One of Britain’s biggest trades unions has backed its leadership in favour of fracking for UK shale gas.
At the GMB congress, meeting in Dublin, members voted in favour of a statement from the Central Executive Council that the UK should use its own shale gas to supply energy needs, rather than import. The statement read:
“If there is a plentiful supply of UK shale gas is it not a moral duty for Britain to provide for our own gas needs from those supplies rather than importing gas from elsewhere.”
Introducing the statement, the GMB national secretary, Gary Smith, said:
“The issue for Britain isn’t therefore whether we will use gas or not. We will. The real issue is where we will get our gas from, and who should take the moral responsibility for extracting and supplying the gas we use.”
He said energy-intensive industry and households needed access to affordable, secure energy and gas needed to be part of the mix.
“The debate about fracking must be based upon complete honesty about the economic realities of gas”, he said. And he asked the 500 delegates, representing 639,000 members, to consider three questions:
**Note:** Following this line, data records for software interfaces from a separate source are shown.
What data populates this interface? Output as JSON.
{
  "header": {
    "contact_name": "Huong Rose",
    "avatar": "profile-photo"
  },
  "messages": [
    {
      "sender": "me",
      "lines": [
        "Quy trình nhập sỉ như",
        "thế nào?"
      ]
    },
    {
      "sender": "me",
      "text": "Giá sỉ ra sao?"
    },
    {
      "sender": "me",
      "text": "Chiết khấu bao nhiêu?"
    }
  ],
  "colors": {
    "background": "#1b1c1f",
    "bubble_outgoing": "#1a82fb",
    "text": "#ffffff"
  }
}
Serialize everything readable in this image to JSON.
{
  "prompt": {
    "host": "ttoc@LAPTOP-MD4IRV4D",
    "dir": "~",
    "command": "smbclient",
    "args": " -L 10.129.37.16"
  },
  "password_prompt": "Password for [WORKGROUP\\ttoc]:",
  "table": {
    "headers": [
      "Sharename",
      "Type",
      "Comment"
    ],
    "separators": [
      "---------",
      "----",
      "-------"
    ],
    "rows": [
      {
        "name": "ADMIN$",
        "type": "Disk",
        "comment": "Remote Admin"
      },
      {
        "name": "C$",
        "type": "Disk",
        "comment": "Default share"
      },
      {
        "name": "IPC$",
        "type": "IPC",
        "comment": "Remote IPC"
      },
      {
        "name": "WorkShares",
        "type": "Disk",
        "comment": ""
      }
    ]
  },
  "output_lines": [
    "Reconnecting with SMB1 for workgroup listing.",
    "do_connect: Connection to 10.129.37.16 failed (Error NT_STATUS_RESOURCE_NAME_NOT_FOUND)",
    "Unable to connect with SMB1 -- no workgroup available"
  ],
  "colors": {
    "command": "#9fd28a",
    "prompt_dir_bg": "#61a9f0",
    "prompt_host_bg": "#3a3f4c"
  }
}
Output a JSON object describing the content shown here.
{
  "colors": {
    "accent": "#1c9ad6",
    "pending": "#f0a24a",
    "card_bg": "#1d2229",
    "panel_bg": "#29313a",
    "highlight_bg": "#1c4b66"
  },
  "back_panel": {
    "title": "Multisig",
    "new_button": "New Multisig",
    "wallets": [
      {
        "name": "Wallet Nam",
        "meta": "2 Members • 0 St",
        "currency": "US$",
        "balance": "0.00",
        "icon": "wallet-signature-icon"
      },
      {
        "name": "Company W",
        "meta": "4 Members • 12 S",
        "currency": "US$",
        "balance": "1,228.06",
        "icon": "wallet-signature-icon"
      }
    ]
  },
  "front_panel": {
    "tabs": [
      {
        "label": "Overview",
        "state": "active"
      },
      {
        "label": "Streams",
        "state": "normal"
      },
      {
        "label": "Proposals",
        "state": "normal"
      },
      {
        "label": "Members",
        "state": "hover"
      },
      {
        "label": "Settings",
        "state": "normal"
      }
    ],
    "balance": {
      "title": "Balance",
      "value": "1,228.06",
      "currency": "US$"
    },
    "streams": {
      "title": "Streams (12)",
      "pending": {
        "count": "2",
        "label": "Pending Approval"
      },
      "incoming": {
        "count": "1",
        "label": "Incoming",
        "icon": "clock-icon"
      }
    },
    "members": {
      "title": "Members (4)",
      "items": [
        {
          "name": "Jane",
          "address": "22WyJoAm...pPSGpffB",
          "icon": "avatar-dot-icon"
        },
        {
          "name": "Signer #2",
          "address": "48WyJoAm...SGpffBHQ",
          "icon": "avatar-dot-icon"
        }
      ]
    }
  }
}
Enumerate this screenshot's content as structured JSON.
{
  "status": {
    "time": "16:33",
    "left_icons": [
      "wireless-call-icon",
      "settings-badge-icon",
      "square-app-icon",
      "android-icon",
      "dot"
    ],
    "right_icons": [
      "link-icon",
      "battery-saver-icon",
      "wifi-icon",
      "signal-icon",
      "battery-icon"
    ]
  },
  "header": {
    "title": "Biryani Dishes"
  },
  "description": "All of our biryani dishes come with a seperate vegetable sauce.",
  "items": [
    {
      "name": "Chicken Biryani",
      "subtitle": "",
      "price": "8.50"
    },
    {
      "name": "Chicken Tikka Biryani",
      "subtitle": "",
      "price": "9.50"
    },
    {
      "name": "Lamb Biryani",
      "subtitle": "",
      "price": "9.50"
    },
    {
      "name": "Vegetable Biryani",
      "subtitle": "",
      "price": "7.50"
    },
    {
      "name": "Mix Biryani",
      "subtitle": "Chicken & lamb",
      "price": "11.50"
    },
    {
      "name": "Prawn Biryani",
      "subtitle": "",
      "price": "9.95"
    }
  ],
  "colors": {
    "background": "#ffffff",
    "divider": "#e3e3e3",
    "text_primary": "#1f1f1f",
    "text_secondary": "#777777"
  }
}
Is it acceptable for Britain to import gas from countries where the safety, environmental and regulatory standards are lower than in Britain?
Should gas be imported from states where there is no civil society, no right to protest and where workers are denied basic trade union rights?
Is it kinder to the environment for gas to be transported for thousands of miles across continents and oceans before we use it here in Britain?
If the industry took off, he said, the “GMB will need every ounce of our organising expertise and commitment to safeguard the workers in the industry. The CEC believes that anything less than protecting these workers from exploitation in a fledgling industry, as we did with gasworkers 126 years ago, would be a betrayal of our history and moral responsibility.”
The GMB is Britain’s third biggest trades union and a founder member of the Labour Party. Candidates for the Labour leadership are taking part in a hustings at the congress this afternoon (9th June 2015). One of the front-runners, Andy Burnham, has called for a moratorium on fracking.
Joint charter with UKOOG
At a conference fringe meeting, the union also signed a joint charter on shale gas with the industry representative organisation, UK Onshore Oil and Gas.
Both organisations said the charter was a commitment to ensuring:
- Gas is recognized as essential to British industry and households
- Gas has a key role in UK future energy supply and the move to a low carbon energy future
- Increased understanding about the importance of gas and the UK’s history of onshore exploration and production
- Establishment of an Industry Safety Forum
- Creation of skilled jobs and local community benefits through employment and training
- British manufacturing and other supply chains benefit from the shale gas industry.
A statement from UKOOG, said: “This agreement will help build understanding amongst local communities and further bolster the strong safety and regulatory standards of the sector.
UKOOG’s chief executive, Ken Cronin, said:
“I am delighted to be working with the GMB, their history is immersed in the gas industry and we have a lot of common interest. Natural gas from shale has the potential to generate many thousands of highly-skilled well paid jobs”.
Commenting on the charter, Gary Smith said:
“Having access to gas is a matter of national security. Our homes and large parts of British industry need gas; any suggestion to the contrary is just not real world. The truth is we are going to be using gas including shale gas for a long time to come. Given these facts we need to honestly consider the moral and environmental issues about transporting gas, including shale gas, across oceans and continents and being increasingly dependent on gas from countries with regulatory and environmental standards lower than ours.”